▸ TASK REQUIREMENTS: Please find the lines in the entries below that contain the word "dots", and copy each one.

- - -

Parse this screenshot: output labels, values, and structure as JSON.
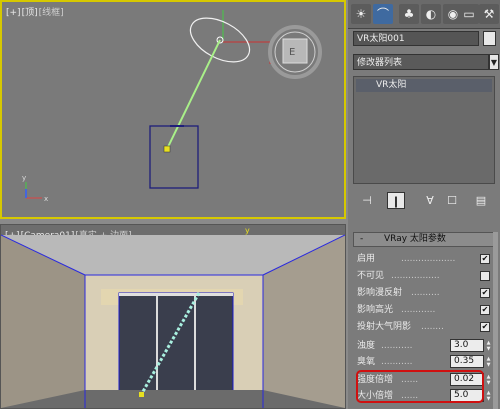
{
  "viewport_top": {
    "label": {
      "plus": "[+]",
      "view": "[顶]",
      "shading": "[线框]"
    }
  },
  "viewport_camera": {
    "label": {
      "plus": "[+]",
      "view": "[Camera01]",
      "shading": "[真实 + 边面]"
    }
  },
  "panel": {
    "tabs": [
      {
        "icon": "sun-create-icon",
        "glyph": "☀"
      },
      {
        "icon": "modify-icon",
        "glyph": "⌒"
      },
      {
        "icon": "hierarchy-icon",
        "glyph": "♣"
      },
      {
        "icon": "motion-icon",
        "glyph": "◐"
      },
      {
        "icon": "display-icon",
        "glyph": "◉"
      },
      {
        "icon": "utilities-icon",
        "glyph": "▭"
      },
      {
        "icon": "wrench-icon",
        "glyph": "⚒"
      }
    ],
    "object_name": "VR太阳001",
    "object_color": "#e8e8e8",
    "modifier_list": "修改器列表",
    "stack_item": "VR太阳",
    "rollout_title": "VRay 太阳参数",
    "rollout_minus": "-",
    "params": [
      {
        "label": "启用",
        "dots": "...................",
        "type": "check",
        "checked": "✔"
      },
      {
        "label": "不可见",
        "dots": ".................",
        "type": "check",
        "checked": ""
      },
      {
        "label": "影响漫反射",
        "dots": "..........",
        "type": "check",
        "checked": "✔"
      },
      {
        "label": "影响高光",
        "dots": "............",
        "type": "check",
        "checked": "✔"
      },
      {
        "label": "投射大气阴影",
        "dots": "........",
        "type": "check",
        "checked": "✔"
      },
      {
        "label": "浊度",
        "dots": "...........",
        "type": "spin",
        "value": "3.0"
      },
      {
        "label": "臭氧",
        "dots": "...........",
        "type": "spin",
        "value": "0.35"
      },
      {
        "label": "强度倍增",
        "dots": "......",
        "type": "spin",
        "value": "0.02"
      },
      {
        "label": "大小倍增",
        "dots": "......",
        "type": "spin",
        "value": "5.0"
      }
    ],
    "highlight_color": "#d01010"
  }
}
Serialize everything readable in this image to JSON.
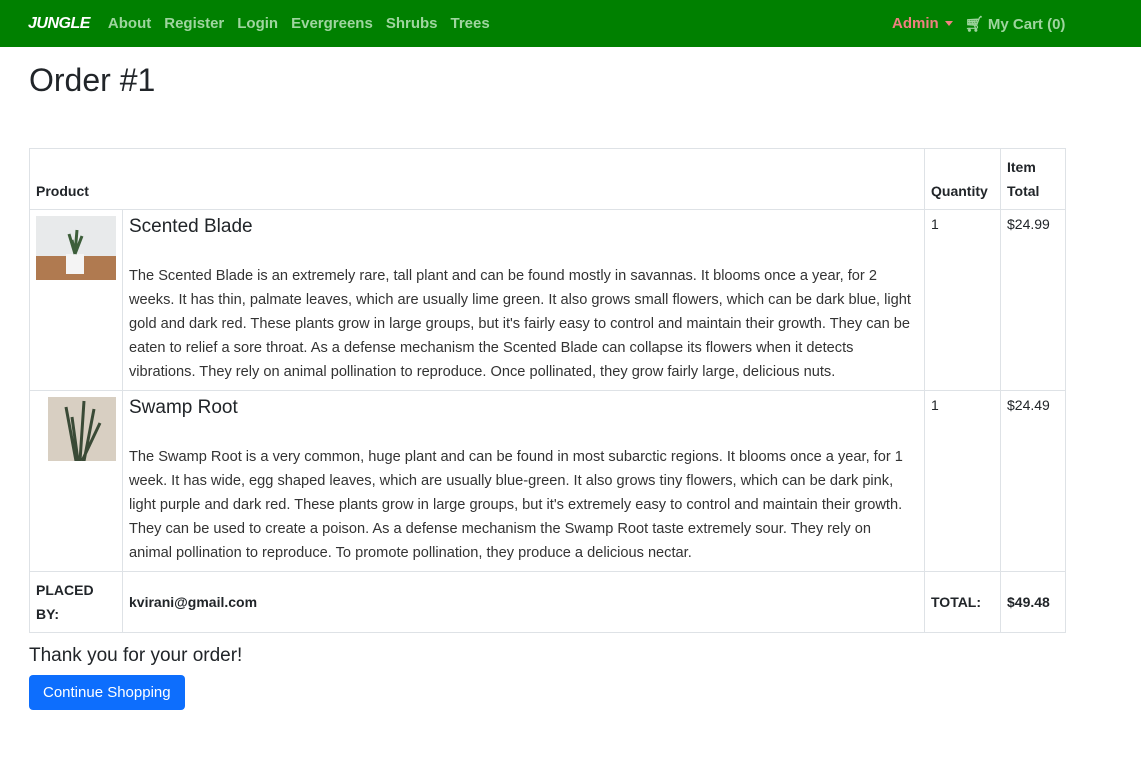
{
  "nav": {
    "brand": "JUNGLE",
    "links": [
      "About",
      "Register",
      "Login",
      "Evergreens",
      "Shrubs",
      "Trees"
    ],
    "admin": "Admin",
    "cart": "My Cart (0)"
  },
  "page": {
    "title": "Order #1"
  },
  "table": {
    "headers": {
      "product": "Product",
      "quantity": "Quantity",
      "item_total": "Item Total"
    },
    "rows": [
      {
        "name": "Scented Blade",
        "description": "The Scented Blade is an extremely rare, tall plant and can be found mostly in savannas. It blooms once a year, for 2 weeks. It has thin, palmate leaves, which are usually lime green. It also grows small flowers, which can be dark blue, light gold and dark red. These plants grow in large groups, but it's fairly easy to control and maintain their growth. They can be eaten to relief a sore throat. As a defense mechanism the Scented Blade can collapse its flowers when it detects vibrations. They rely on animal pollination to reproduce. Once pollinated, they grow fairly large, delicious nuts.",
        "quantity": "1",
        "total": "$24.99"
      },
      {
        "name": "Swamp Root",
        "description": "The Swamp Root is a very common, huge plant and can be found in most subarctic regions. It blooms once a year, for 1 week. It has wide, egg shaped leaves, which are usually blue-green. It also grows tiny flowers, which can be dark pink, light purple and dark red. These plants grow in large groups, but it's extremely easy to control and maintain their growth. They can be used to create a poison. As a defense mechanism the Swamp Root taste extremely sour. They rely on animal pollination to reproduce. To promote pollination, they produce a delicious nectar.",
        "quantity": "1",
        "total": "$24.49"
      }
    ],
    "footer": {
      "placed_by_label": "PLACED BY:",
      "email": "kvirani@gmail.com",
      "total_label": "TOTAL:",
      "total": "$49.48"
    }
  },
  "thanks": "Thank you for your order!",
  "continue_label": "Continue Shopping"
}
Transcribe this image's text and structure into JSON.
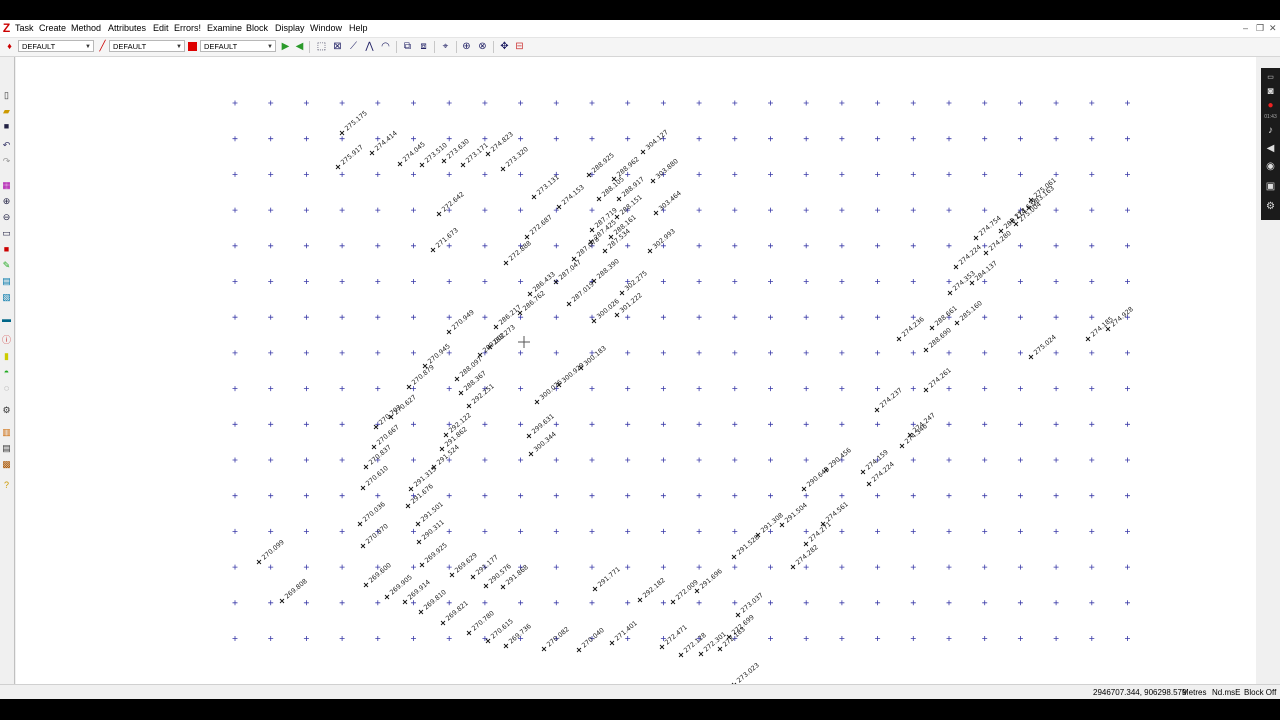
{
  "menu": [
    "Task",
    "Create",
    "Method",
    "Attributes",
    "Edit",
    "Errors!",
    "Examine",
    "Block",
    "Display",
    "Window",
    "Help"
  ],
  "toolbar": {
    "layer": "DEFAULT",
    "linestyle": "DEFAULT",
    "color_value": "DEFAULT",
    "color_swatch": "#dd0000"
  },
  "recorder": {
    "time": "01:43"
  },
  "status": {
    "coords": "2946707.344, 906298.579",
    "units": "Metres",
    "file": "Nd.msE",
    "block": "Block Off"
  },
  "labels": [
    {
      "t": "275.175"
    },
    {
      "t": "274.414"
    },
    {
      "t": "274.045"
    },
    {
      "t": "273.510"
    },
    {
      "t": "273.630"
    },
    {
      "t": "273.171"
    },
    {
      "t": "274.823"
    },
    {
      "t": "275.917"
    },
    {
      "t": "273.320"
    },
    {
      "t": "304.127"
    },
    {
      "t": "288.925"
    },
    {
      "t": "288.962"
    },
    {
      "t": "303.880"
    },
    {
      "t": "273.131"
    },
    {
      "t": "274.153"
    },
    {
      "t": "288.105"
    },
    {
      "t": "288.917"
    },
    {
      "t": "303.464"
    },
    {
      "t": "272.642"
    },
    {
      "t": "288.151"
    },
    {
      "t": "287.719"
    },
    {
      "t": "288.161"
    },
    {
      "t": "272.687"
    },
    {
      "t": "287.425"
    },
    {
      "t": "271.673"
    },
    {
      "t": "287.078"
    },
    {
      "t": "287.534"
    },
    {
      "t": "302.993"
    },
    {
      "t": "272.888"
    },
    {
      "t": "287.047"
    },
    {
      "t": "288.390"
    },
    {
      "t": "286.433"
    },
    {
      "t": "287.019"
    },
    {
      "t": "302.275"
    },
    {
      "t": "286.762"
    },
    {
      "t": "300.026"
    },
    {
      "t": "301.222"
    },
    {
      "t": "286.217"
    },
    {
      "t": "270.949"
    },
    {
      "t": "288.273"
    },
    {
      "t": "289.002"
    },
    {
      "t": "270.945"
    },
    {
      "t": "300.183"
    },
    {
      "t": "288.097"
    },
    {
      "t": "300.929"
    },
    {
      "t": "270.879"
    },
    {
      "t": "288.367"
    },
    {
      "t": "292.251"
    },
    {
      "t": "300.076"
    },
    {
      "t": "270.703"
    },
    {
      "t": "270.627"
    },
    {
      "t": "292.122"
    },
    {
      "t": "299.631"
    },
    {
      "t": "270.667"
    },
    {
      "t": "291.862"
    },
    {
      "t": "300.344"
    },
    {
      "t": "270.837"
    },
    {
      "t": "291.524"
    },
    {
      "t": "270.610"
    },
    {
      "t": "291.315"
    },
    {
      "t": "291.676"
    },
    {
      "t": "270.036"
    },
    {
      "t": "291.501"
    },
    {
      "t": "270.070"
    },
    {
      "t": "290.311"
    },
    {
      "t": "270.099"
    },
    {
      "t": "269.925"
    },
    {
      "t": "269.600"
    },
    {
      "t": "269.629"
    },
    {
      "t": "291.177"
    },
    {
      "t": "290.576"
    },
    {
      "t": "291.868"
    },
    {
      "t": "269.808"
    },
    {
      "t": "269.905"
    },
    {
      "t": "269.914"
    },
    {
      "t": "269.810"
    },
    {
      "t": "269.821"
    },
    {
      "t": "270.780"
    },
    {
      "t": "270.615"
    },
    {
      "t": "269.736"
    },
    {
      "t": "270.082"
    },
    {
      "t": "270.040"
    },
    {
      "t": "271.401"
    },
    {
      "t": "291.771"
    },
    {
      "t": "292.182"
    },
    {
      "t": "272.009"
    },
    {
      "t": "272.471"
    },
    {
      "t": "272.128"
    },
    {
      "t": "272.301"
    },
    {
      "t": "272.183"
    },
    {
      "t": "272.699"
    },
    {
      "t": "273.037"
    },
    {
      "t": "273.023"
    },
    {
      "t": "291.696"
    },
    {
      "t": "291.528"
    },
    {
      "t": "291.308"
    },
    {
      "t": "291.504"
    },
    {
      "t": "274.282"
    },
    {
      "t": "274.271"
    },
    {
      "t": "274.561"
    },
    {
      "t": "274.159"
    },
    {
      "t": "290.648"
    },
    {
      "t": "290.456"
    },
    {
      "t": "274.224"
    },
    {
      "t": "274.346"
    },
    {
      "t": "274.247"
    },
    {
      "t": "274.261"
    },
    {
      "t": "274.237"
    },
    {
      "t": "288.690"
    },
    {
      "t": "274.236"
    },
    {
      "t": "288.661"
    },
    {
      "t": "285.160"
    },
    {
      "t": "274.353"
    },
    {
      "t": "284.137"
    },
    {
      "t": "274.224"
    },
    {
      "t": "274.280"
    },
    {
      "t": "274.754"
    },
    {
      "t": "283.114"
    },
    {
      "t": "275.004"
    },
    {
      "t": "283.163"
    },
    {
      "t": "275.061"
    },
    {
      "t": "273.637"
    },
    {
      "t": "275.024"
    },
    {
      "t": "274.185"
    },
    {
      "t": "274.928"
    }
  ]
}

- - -

▸ RESULT OF THE EXERCISE:
        "dots": "...................",
        "dots": ".................",
        "dots": "..........",
        "dots": "............",
        "dots": "........",
        "dots": "...........",
        "dots": "...........",
        "dots": "......",
        "dots": "......",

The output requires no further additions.